╭──

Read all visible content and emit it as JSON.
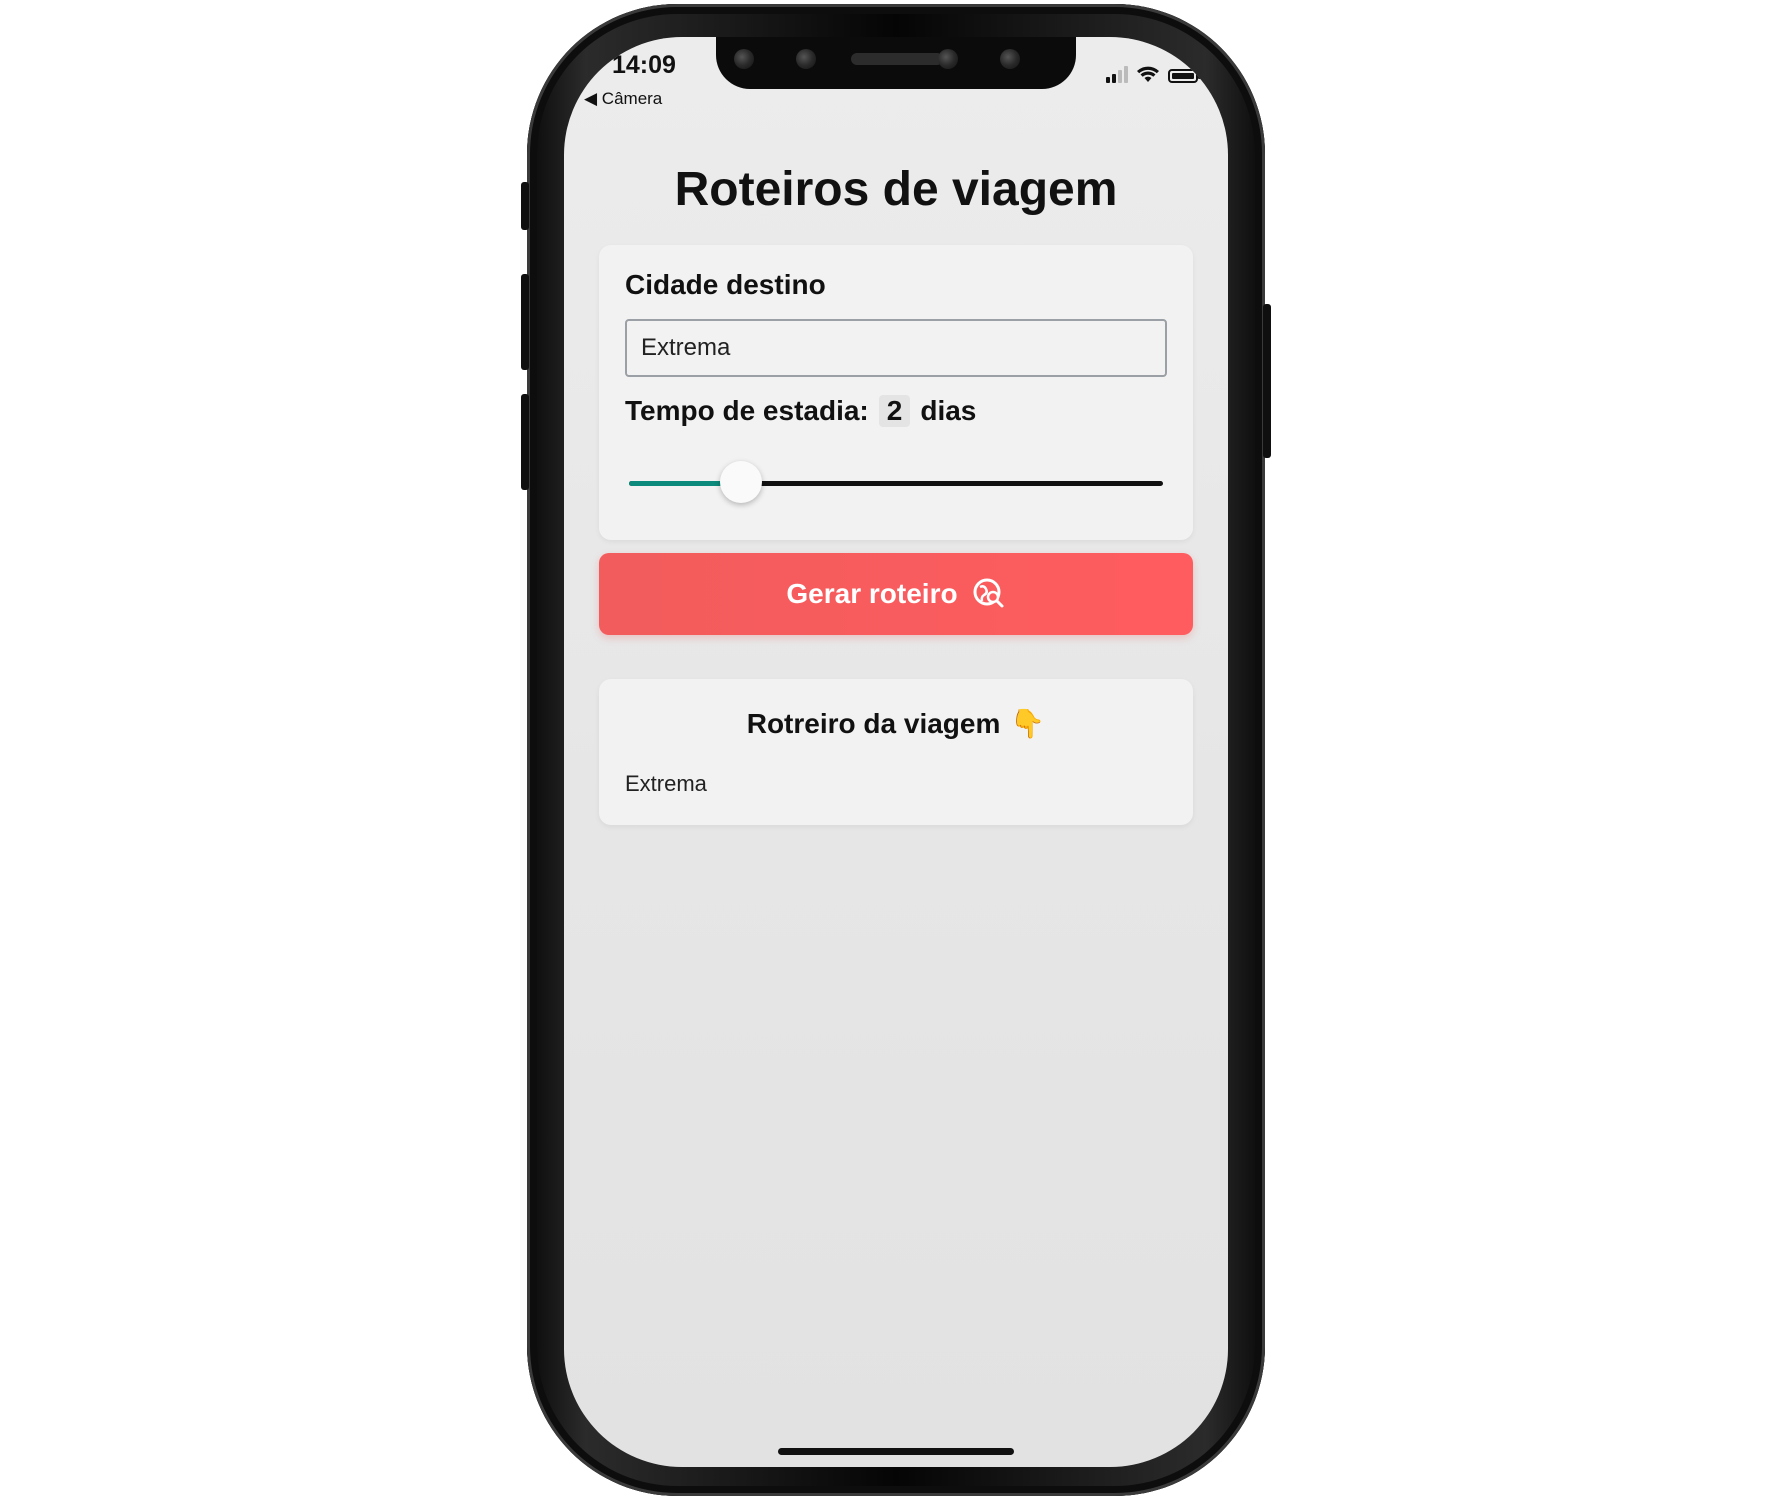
{
  "status_bar": {
    "time": "14:09",
    "back_label": "◀ Câmera"
  },
  "page": {
    "title": "Roteiros de viagem"
  },
  "form": {
    "city_label": "Cidade destino",
    "city_value": "Extrema",
    "stay_label": "Tempo de estadia:",
    "days_value": "2",
    "days_unit": "dias",
    "slider_fraction": 0.21
  },
  "button": {
    "label": "Gerar roteiro",
    "icon": "map-search-icon"
  },
  "result": {
    "title": "Rotreiro da viagem",
    "emoji": "👇",
    "text": "Extrema"
  },
  "colors": {
    "accent_button": "#ff5c5f",
    "slider_progress": "#0c8a7b"
  }
}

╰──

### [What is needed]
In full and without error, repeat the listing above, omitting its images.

### [Output of the task]
Read all visible content and emit it as JSON.
{
  "status_bar": {
    "time": "14:09",
    "back_label": "◀ Câmera"
  },
  "page": {
    "title": "Roteiros de viagem"
  },
  "form": {
    "city_label": "Cidade destino",
    "city_value": "Extrema",
    "stay_label": "Tempo de estadia:",
    "days_value": "2",
    "days_unit": "dias",
    "slider_fraction": 0.21
  },
  "button": {
    "label": "Gerar roteiro",
    "icon": "map-search-icon"
  },
  "result": {
    "title": "Rotreiro da viagem",
    "emoji": "👇",
    "text": "Extrema"
  },
  "colors": {
    "accent_button": "#ff5c5f",
    "slider_progress": "#0c8a7b"
  }
}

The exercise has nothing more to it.